#### Work task
Starting with the first line, output the data exactly through to the end.

#### Web page and app entries
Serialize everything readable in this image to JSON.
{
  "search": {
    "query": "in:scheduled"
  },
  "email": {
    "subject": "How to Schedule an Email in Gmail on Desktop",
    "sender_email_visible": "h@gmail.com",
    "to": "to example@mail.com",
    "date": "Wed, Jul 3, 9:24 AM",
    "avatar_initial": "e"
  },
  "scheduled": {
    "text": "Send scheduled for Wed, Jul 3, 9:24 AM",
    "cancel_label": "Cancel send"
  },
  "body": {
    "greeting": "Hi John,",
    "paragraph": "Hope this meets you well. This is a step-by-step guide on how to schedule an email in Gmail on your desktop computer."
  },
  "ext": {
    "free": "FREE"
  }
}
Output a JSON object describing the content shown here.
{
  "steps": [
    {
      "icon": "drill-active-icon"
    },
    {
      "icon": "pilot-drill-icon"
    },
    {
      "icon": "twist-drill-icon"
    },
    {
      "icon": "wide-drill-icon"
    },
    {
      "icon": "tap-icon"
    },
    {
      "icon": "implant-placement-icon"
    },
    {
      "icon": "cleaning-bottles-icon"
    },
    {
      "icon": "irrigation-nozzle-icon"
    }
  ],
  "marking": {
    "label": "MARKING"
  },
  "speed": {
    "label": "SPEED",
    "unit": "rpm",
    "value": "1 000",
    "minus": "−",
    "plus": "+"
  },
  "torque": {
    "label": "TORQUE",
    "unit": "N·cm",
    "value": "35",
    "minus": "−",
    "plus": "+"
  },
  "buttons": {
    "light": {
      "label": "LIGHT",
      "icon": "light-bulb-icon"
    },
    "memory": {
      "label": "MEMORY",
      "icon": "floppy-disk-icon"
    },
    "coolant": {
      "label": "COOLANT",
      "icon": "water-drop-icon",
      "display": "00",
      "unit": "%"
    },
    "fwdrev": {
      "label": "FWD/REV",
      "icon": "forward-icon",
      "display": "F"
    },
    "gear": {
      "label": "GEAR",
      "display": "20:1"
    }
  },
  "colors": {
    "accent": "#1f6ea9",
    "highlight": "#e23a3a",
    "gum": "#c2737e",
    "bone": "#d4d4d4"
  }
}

#### Written answer
Serialize everything readable in this image to JSON.
{
  "search": {
    "query": "in:scheduled"
  },
  "email": {
    "subject": "How to Schedule an Email in Gmail on Desktop",
    "sender_email_visible": "h@gmail.com",
    "to": "to example@mail.com",
    "date": "Wed, Jul 3, 9:24 AM",
    "avatar_initial": "e"
  },
  "scheduled": {
    "text": "Send scheduled for Wed, Jul 3, 9:24 AM",
    "cancel_label": "Cancel send"
  },
  "body": {
    "greeting": "Hi John,",
    "paragraph": "Hope this meets you well. This is a step-by-step guide on how to schedule an email in Gmail on your desktop computer."
  },
  "ext": {
    "free": "FREE"
  }
}
Output a JSON object describing the content shown here.
{
  "steps": [
    {
      "icon": "drill-active-icon"
    },
    {
      "icon": "pilot-drill-icon"
    },
    {
      "icon": "twist-drill-icon"
    },
    {
      "icon": "wide-drill-icon"
    },
    {
      "icon": "tap-icon"
    },
    {
      "icon": "implant-placement-icon"
    },
    {
      "icon": "cleaning-bottles-icon"
    },
    {
      "icon": "irrigation-nozzle-icon"
    }
  ],
  "marking": {
    "label": "MARKING"
  },
  "speed": {
    "label": "SPEED",
    "unit": "rpm",
    "value": "1 000",
    "minus": "−",
    "plus": "+"
  },
  "torque": {
    "label": "TORQUE",
    "unit": "N·cm",
    "value": "35",
    "minus": "−",
    "plus": "+"
  },
  "buttons": {
    "light": {
      "label": "LIGHT",
      "icon": "light-bulb-icon"
    },
    "memory": {
      "label": "MEMORY",
      "icon": "floppy-disk-icon"
    },
    "coolant": {
      "label": "COOLANT",
      "icon": "water-drop-icon",
      "display": "00",
      "unit": "%"
    },
    "fwdrev": {
      "label": "FWD/REV",
      "icon": "forward-icon",
      "display": "F"
    },
    "gear": {
      "label": "GEAR",
      "display": "20:1"
    }
  },
  "colors": {
    "accent": "#1f6ea9",
    "highlight": "#e23a3a",
    "gum": "#c2737e",
    "bone": "#d4d4d4"
  }
}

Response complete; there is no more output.